April 24, 2015
Three bills attempting to undo Illinois’s 31-year-old ban on Sunday vehicle sales all stalled in committee April 21, effectively stopping the legislation during the state legislature’s spring session.
According to the General Assembly’s schedule, the bills would have had to win three successive votes in the Senate and pass to the House by April 24. No vote was taken on any of the measures. The General Assembly is scheduled to adjourn May 31.
Senate Bill 1780, the most far-reaching of the three proposals, would lift Illinois’s blue law that prohibits new- and used-vehicle sales on Sundays. SB 1835 would allow for the sale of motor vehicles by licensed dealers for not more than two hours on Sundays. And SB 1706 would permit Sunday sales of motor vehicles if the licensed dealer is a person who observes religious worship on a day other than Sunday.

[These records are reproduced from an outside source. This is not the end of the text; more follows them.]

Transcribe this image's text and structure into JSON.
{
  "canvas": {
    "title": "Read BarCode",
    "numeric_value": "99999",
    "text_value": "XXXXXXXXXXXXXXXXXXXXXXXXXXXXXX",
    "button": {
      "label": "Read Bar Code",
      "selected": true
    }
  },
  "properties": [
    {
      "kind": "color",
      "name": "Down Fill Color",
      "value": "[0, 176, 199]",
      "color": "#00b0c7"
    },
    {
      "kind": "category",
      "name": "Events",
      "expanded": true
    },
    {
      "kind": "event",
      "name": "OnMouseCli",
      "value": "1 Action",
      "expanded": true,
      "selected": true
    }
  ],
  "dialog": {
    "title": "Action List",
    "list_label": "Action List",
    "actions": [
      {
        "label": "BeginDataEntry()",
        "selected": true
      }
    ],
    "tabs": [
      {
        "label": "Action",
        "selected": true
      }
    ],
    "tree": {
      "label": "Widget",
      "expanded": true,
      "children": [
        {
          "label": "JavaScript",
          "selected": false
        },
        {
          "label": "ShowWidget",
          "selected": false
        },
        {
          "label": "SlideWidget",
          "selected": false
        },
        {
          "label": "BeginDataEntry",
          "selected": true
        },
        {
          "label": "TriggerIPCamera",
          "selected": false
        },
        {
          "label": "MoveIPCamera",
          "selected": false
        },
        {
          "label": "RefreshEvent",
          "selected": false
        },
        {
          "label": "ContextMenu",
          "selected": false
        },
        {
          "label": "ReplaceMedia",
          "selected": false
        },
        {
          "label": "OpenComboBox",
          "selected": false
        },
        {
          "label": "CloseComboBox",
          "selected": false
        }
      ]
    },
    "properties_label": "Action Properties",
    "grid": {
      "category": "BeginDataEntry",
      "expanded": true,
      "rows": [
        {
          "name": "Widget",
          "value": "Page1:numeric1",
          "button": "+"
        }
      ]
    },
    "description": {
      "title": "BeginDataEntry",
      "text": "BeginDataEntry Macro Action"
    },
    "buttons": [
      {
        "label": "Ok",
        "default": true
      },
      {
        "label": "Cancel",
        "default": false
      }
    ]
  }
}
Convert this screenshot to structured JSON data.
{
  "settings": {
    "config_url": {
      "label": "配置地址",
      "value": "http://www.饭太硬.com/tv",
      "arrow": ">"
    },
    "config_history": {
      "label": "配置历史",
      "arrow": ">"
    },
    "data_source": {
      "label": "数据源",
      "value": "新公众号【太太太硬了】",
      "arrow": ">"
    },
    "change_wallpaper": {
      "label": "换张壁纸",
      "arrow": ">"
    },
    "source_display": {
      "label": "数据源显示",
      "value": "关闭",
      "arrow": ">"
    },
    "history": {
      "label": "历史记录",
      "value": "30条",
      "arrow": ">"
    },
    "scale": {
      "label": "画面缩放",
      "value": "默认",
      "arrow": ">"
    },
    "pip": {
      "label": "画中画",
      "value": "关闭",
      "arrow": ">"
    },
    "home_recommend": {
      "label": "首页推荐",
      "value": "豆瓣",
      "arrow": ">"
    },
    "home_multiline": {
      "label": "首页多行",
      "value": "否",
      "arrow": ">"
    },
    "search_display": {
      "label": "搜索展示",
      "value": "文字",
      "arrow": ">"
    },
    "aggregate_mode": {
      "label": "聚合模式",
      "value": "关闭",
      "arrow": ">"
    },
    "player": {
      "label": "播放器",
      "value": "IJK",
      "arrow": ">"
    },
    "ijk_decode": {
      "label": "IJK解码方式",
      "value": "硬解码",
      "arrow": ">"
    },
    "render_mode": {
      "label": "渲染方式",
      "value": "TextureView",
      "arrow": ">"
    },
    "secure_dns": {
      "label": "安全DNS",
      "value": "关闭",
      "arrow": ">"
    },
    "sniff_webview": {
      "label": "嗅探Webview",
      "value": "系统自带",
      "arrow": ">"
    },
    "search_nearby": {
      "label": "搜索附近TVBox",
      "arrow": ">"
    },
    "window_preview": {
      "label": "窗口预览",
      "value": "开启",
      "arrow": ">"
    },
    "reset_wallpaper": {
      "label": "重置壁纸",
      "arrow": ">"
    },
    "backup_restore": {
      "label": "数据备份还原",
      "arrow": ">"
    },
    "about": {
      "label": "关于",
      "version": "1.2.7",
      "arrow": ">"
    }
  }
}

Illinois Sen. Jim Oberweis (R-Sugar Grove), who introduced all three of the current proposals, also introduced legislation last year to open dealerships on Sundays, but that effort similarly faltered.
CATA Chairman Colin Wickstrom, who spoke at the April 21 committee hearing, said the dealer industry advocated for the Sunday blue law in the 1980s in order to attract quality salespeople who wanted to spend Sundays with their families. Consumers, Wickstrom added, never complain about the Sunday closing.
"Consumers actually enjoy looking around our lots on Sundays, at their leisure and without any pressure," he said.
Wickstrom added that because more than 84 percent of new-car purchases now involve financing from banks that are closed Sundays, the law is more important today than when it was enacted.
Desmond Roberts, president of Advantage Chevrolet Hodgkins and Bolingbrook and a director of the National Automobile Dealers Association, also spoke at the hearing in support of the state’s Sunday closing law.